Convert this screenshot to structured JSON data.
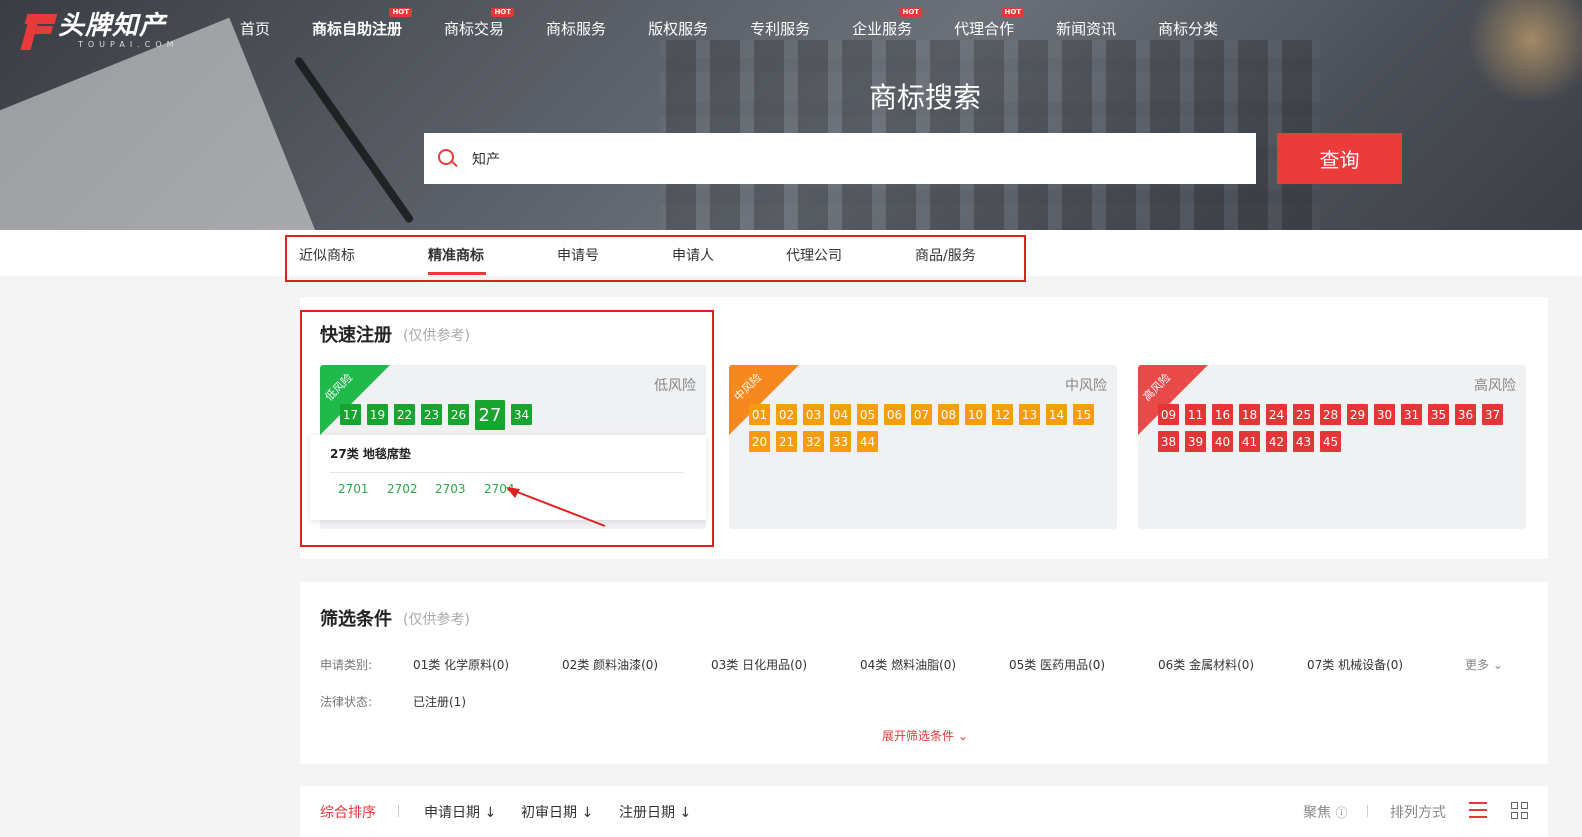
{
  "brand": {
    "name_cn": "头牌知产",
    "name_en": "TOUPAI.COM"
  },
  "nav": [
    {
      "label": "首页",
      "hot": false
    },
    {
      "label": "商标自助注册",
      "hot": true
    },
    {
      "label": "商标交易",
      "hot": true
    },
    {
      "label": "商标服务",
      "hot": false
    },
    {
      "label": "版权服务",
      "hot": false
    },
    {
      "label": "专利服务",
      "hot": false
    },
    {
      "label": "企业服务",
      "hot": true
    },
    {
      "label": "代理合作",
      "hot": true
    },
    {
      "label": "新闻资讯",
      "hot": false
    },
    {
      "label": "商标分类",
      "hot": false
    }
  ],
  "hot_badge": "HOT",
  "hero": {
    "title": "商标搜索"
  },
  "search": {
    "value": "知产",
    "button": "查询"
  },
  "tabs": [
    "近似商标",
    "精准商标",
    "申请号",
    "申请人",
    "代理公司",
    "商品/服务"
  ],
  "active_tab": "精准商标",
  "quick": {
    "title": "快速注册",
    "subtitle": "(仅供参考)",
    "low": {
      "ribbon": "低风险",
      "label": "低风险",
      "color": "#19a32f",
      "classes": [
        "17",
        "19",
        "22",
        "23",
        "26",
        "27",
        "34"
      ],
      "selected": "27"
    },
    "mid": {
      "ribbon": "中风险",
      "label": "中风险",
      "color": "#f59d0c",
      "row1": [
        "01",
        "02",
        "03",
        "04",
        "05",
        "06",
        "07",
        "08",
        "10",
        "12",
        "13",
        "14",
        "15"
      ],
      "row2": [
        "20",
        "21",
        "32",
        "33",
        "44"
      ]
    },
    "high": {
      "ribbon": "高风险",
      "label": "高风险",
      "color": "#e33636",
      "row1": [
        "09",
        "11",
        "16",
        "18",
        "24",
        "25",
        "28",
        "29",
        "30",
        "31",
        "35",
        "36",
        "37"
      ],
      "row2": [
        "38",
        "39",
        "40",
        "41",
        "42",
        "43",
        "45"
      ]
    },
    "popup": {
      "title": "27类 地毯席垫",
      "subclasses": [
        "2701",
        "2702",
        "2703",
        "2704"
      ]
    }
  },
  "filters": {
    "title": "筛选条件",
    "subtitle": "(仅供参考)",
    "category_label": "申请类别:",
    "categories": [
      "01类 化学原料(0)",
      "02类 颜料油漆(0)",
      "03类 日化用品(0)",
      "04类 燃料油脂(0)",
      "05类 医药用品(0)",
      "06类 金属材料(0)",
      "07类 机械设备(0)"
    ],
    "more": "更多",
    "status_label": "法律状态:",
    "statuses": [
      "已注册(1)"
    ],
    "expand": "展开筛选条件"
  },
  "sort": {
    "items": [
      "综合排序",
      "申请日期",
      "初审日期",
      "注册日期"
    ],
    "active": "综合排序",
    "focus": "聚焦",
    "layout_label": "排列方式"
  }
}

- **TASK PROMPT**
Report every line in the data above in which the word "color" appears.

- **REPLY**
      "color": "#19a32f",
      "color": "#f59d0c",
      "color": "#e33636",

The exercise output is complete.